# YOUR OBJECTIVE:
Tally the lines containing "message" in this data. Respond with the tally alone.

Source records

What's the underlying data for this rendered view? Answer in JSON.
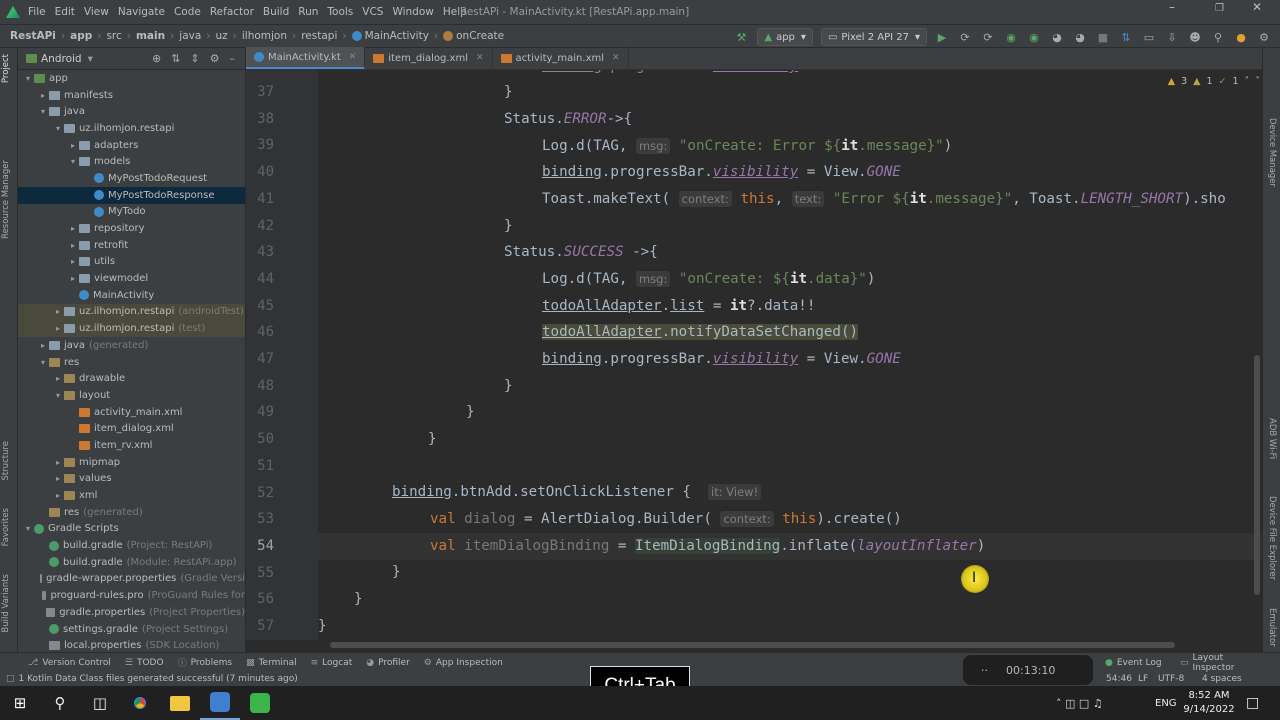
{
  "menubar": {
    "items": [
      "File",
      "Edit",
      "View",
      "Navigate",
      "Code",
      "Refactor",
      "Build",
      "Run",
      "Tools",
      "VCS",
      "Window",
      "Help"
    ],
    "title": "RestAPi - MainActivity.kt [RestAPi.app.main]"
  },
  "navbar": {
    "breadcrumbs": [
      "RestAPi",
      "app",
      "src",
      "main",
      "java",
      "uz",
      "ilhomjon",
      "restapi",
      "MainActivity",
      "onCreate"
    ],
    "run_config": "app",
    "device": "Pixel 2 API 27"
  },
  "left_strip": {
    "project": "Project",
    "resource_manager": "Resource Manager",
    "structure": "Structure",
    "favorites": "Favorites",
    "build_variants": "Build Variants"
  },
  "right_strip": {
    "device_manager": "Device Manager",
    "adb_wifi": "ADB Wi-Fi",
    "device_file_explorer": "Device File Explorer",
    "emulator": "Emulator"
  },
  "project": {
    "view": "Android",
    "tree": [
      {
        "label": "app",
        "icon": "app",
        "depth": 0,
        "arrow": "▾"
      },
      {
        "label": "manifests",
        "icon": "folder",
        "depth": 1,
        "arrow": "▸"
      },
      {
        "label": "java",
        "icon": "folder",
        "depth": 1,
        "arrow": "▾"
      },
      {
        "label": "uz.ilhomjon.restapi",
        "icon": "pkg",
        "depth": 2,
        "arrow": "▾"
      },
      {
        "label": "adapters",
        "icon": "pkg",
        "depth": 3,
        "arrow": "▸"
      },
      {
        "label": "models",
        "icon": "pkg",
        "depth": 3,
        "arrow": "▾"
      },
      {
        "label": "MyPostTodoRequest",
        "icon": "kt",
        "depth": 4,
        "arrow": ""
      },
      {
        "label": "MyPostTodoResponse",
        "icon": "kt",
        "depth": 4,
        "arrow": "",
        "sel": true
      },
      {
        "label": "MyTodo",
        "icon": "kt",
        "depth": 4,
        "arrow": ""
      },
      {
        "label": "repository",
        "icon": "pkg",
        "depth": 3,
        "arrow": "▸"
      },
      {
        "label": "retrofit",
        "icon": "pkg",
        "depth": 3,
        "arrow": "▸"
      },
      {
        "label": "utils",
        "icon": "pkg",
        "depth": 3,
        "arrow": "▸"
      },
      {
        "label": "viewmodel",
        "icon": "pkg",
        "depth": 3,
        "arrow": "▸"
      },
      {
        "label": "MainActivity",
        "icon": "kt",
        "depth": 3,
        "arrow": ""
      },
      {
        "label": "uz.ilhomjon.restapi",
        "icon": "pkg",
        "depth": 2,
        "arrow": "▸",
        "dim": "(androidTest)",
        "hl": true
      },
      {
        "label": "uz.ilhomjon.restapi",
        "icon": "pkg",
        "depth": 2,
        "arrow": "▸",
        "dim": "(test)",
        "hl": true
      },
      {
        "label": "java",
        "icon": "folder",
        "depth": 1,
        "arrow": "▸",
        "dim": "(generated)"
      },
      {
        "label": "res",
        "icon": "res",
        "depth": 1,
        "arrow": "▾"
      },
      {
        "label": "drawable",
        "icon": "res",
        "depth": 2,
        "arrow": "▸"
      },
      {
        "label": "layout",
        "icon": "res",
        "depth": 2,
        "arrow": "▾"
      },
      {
        "label": "activity_main.xml",
        "icon": "xml",
        "depth": 3,
        "arrow": ""
      },
      {
        "label": "item_dialog.xml",
        "icon": "xml",
        "depth": 3,
        "arrow": ""
      },
      {
        "label": "item_rv.xml",
        "icon": "xml",
        "depth": 3,
        "arrow": ""
      },
      {
        "label": "mipmap",
        "icon": "res",
        "depth": 2,
        "arrow": "▸"
      },
      {
        "label": "values",
        "icon": "res",
        "depth": 2,
        "arrow": "▸"
      },
      {
        "label": "xml",
        "icon": "res",
        "depth": 2,
        "arrow": "▸"
      },
      {
        "label": "res",
        "icon": "res",
        "depth": 1,
        "arrow": "",
        "dim": "(generated)"
      },
      {
        "label": "Gradle Scripts",
        "icon": "gradle",
        "depth": 0,
        "arrow": "▾"
      },
      {
        "label": "build.gradle",
        "icon": "gradle",
        "depth": 1,
        "arrow": "",
        "dim": "(Project: RestAPi)"
      },
      {
        "label": "build.gradle",
        "icon": "gradle",
        "depth": 1,
        "arrow": "",
        "dim": "(Module: RestAPi.app)"
      },
      {
        "label": "gradle-wrapper.properties",
        "icon": "prop",
        "depth": 1,
        "arrow": "",
        "dim": "(Gradle Versi"
      },
      {
        "label": "proguard-rules.pro",
        "icon": "prop",
        "depth": 1,
        "arrow": "",
        "dim": "(ProGuard Rules for"
      },
      {
        "label": "gradle.properties",
        "icon": "prop",
        "depth": 1,
        "arrow": "",
        "dim": "(Project Properties)"
      },
      {
        "label": "settings.gradle",
        "icon": "gradle",
        "depth": 1,
        "arrow": "",
        "dim": "(Project Settings)"
      },
      {
        "label": "local.properties",
        "icon": "prop",
        "depth": 1,
        "arrow": "",
        "dim": "(SDK Location)"
      }
    ]
  },
  "tabs": [
    {
      "label": "MainActivity.kt",
      "active": true,
      "icon": "kt"
    },
    {
      "label": "item_dialog.xml",
      "active": false,
      "icon": "xml"
    },
    {
      "label": "activity_main.xml",
      "active": false,
      "icon": "xml"
    }
  ],
  "inspections": {
    "warnings": "3",
    "weak": "1",
    "typos": "1"
  },
  "editor": {
    "line_numbers": [
      "37",
      "38",
      "39",
      "40",
      "41",
      "42",
      "43",
      "44",
      "45",
      "46",
      "47",
      "48",
      "49",
      "50",
      "51",
      "52",
      "53",
      "54",
      "55",
      "56",
      "57"
    ],
    "current_line": "54",
    "hints": {
      "msg": "msg:",
      "context": "context:",
      "text": "text:",
      "it_view": "it: View!"
    },
    "strings": {
      "l39_str_a": "\"onCreate: Error ${",
      "l39_str_b": "it",
      "l39_str_c": ".message}\"",
      "l41_str_a": "\"Error ${",
      "l41_str_b": "it",
      "l41_str_c": ".message}\"",
      "l44_str_a": "\"onCreate: ${",
      "l44_str_b": "it",
      "l44_str_c": ".data}\""
    }
  },
  "bottom_tools": [
    "Version Control",
    "TODO",
    "Problems",
    "Terminal",
    "Logcat",
    "Profiler",
    "App Inspection"
  ],
  "bottom_right": [
    "Event Log",
    "Layout Inspector"
  ],
  "status": {
    "message": "1 Kotlin Data Class files generated successful (7 minutes ago)",
    "position": "54:46",
    "line_sep": "LF",
    "encoding": "UTF-8",
    "indent": "4 spaces"
  },
  "overlay": {
    "key_hint": "Ctrl+Tab",
    "timer": "00:13:10"
  },
  "taskbar": {
    "lang": "ENG",
    "time": "8:52 AM",
    "date": "9/14/2022"
  }
}
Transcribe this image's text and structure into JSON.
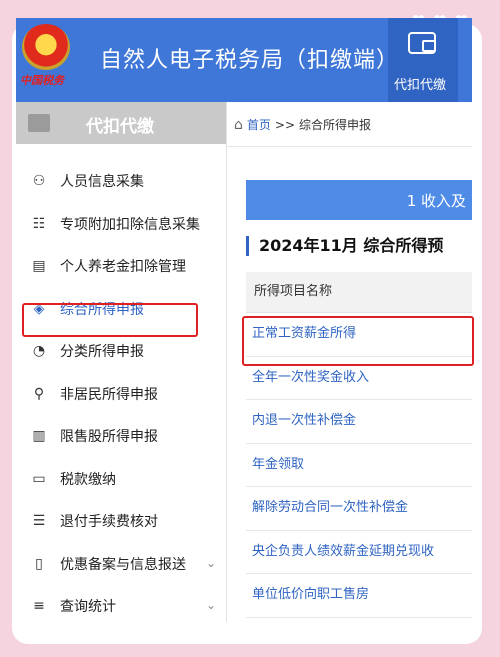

# RESULT FOR THIS TASK:
3